── SUPPLIED MATERIAL ──
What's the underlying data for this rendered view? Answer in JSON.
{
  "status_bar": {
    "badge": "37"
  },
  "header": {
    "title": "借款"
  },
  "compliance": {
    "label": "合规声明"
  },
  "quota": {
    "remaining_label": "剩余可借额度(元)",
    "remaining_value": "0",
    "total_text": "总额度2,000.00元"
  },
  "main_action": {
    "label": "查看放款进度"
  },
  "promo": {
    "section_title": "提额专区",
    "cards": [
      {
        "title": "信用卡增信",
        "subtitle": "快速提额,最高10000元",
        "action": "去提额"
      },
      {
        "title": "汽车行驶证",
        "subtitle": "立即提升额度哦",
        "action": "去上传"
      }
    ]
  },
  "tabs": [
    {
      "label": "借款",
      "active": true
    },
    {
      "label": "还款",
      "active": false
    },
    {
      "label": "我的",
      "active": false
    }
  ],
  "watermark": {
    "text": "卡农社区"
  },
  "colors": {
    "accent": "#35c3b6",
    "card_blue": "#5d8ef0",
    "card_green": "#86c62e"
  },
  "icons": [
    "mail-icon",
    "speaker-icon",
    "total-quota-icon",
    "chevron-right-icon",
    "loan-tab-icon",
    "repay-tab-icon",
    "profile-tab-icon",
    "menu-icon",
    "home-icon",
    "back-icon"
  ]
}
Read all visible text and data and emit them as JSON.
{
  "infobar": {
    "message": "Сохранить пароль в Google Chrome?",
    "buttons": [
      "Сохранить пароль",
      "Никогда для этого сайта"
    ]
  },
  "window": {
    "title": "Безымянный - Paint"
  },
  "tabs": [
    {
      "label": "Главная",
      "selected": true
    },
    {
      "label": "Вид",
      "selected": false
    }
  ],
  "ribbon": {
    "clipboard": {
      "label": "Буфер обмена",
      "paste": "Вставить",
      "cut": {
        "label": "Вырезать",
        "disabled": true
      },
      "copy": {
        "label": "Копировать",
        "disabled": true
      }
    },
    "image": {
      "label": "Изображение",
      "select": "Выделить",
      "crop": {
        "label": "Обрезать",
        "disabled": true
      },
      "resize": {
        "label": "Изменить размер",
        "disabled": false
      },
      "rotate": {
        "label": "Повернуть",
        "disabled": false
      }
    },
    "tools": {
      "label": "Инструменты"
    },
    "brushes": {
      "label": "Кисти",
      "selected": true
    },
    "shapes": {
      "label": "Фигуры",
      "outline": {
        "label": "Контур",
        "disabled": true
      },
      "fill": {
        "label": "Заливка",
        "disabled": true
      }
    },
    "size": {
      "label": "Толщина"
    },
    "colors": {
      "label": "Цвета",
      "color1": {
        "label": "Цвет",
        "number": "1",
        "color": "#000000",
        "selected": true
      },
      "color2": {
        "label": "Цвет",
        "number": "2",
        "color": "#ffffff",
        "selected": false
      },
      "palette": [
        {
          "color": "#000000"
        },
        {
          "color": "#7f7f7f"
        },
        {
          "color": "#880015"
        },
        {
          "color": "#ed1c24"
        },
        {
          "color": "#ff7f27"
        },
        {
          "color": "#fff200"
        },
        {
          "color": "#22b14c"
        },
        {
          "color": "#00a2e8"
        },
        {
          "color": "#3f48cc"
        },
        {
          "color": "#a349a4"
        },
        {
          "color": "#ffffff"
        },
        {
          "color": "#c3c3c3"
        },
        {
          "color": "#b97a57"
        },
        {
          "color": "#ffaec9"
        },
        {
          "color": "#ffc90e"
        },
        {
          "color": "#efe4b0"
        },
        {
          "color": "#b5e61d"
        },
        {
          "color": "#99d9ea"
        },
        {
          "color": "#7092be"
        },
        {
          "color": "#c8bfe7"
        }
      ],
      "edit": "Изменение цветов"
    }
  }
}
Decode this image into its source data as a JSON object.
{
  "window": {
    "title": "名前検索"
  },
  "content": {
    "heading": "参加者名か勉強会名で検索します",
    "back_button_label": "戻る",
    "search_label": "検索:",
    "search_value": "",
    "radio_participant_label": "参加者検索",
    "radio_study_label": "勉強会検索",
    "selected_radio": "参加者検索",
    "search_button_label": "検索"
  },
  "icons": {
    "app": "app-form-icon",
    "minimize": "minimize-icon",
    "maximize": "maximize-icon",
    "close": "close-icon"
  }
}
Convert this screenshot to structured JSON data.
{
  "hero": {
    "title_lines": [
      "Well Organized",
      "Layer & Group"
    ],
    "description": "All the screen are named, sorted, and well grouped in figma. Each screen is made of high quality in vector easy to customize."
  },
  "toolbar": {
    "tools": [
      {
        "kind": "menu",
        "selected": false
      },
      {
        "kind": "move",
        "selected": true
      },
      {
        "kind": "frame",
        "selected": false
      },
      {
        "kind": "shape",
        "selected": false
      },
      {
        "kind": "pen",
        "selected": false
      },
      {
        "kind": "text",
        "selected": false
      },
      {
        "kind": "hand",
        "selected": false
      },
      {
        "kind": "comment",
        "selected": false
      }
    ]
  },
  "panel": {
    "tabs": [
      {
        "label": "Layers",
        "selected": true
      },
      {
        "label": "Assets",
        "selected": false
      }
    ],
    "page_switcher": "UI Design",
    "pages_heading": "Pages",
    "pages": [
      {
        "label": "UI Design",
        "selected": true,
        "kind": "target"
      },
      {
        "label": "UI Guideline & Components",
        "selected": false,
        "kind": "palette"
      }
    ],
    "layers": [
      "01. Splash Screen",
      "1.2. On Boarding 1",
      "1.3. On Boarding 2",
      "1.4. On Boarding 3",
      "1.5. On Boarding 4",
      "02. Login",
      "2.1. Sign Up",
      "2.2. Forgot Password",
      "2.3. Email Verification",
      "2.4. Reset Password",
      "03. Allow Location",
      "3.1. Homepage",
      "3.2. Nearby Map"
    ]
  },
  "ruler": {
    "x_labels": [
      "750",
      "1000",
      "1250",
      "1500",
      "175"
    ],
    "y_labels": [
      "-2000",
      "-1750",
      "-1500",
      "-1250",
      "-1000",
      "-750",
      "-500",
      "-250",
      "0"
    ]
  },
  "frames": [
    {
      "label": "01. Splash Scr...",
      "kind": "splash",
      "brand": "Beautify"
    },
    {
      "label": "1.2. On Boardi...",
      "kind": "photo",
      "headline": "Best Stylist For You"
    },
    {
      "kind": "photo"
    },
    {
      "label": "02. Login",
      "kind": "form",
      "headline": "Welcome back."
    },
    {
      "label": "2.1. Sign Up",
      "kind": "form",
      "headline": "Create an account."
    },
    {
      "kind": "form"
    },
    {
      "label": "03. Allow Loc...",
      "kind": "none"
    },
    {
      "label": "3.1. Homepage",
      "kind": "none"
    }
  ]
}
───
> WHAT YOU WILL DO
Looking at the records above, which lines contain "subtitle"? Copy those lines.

> SOLUTION TO THIS PROBLEM
        "subtitle": "快速提额,最高10000元",
        "subtitle": "立即提升额度哦",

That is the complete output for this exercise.